**PROBLEM DETAILS:** Copy each line of the data exactly. Leave nothing out.

[[ INFORMATION SHOWN, beginning ]]

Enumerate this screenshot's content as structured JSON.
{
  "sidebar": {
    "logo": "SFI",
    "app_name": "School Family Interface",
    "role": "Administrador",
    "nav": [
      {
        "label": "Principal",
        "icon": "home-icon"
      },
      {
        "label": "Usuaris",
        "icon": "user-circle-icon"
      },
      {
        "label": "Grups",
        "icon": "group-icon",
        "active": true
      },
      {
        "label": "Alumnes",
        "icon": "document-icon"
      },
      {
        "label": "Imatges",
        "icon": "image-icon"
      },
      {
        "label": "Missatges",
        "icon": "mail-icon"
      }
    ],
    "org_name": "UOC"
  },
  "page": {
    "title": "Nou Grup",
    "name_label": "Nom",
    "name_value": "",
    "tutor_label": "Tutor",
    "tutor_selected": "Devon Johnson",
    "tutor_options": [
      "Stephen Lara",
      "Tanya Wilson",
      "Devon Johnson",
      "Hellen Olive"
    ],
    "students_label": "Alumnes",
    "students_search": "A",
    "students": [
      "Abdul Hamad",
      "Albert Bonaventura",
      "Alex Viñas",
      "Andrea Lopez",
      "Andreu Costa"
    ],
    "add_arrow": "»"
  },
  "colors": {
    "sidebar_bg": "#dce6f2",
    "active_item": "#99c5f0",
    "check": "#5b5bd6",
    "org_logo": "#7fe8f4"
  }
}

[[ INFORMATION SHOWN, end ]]

**WRITTEN SOLUTION:**
Enumerate this screenshot's content as structured JSON.
{
  "sidebar": {
    "logo": "SFI",
    "app_name": "School Family Interface",
    "role": "Administrador",
    "nav": [
      {
        "label": "Principal",
        "icon": "home-icon"
      },
      {
        "label": "Usuaris",
        "icon": "user-circle-icon"
      },
      {
        "label": "Grups",
        "icon": "group-icon",
        "active": true
      },
      {
        "label": "Alumnes",
        "icon": "document-icon"
      },
      {
        "label": "Imatges",
        "icon": "image-icon"
      },
      {
        "label": "Missatges",
        "icon": "mail-icon"
      }
    ],
    "org_name": "UOC"
  },
  "page": {
    "title": "Nou Grup",
    "name_label": "Nom",
    "name_value": "",
    "tutor_label": "Tutor",
    "tutor_selected": "Devon Johnson",
    "tutor_options": [
      "Stephen Lara",
      "Tanya Wilson",
      "Devon Johnson",
      "Hellen Olive"
    ],
    "students_label": "Alumnes",
    "students_search": "A",
    "students": [
      "Abdul Hamad",
      "Albert Bonaventura",
      "Alex Viñas",
      "Andrea Lopez",
      "Andreu Costa"
    ],
    "add_arrow": "»"
  },
  "colors": {
    "sidebar_bg": "#dce6f2",
    "active_item": "#99c5f0",
    "check": "#5b5bd6",
    "org_logo": "#7fe8f4"
  }
}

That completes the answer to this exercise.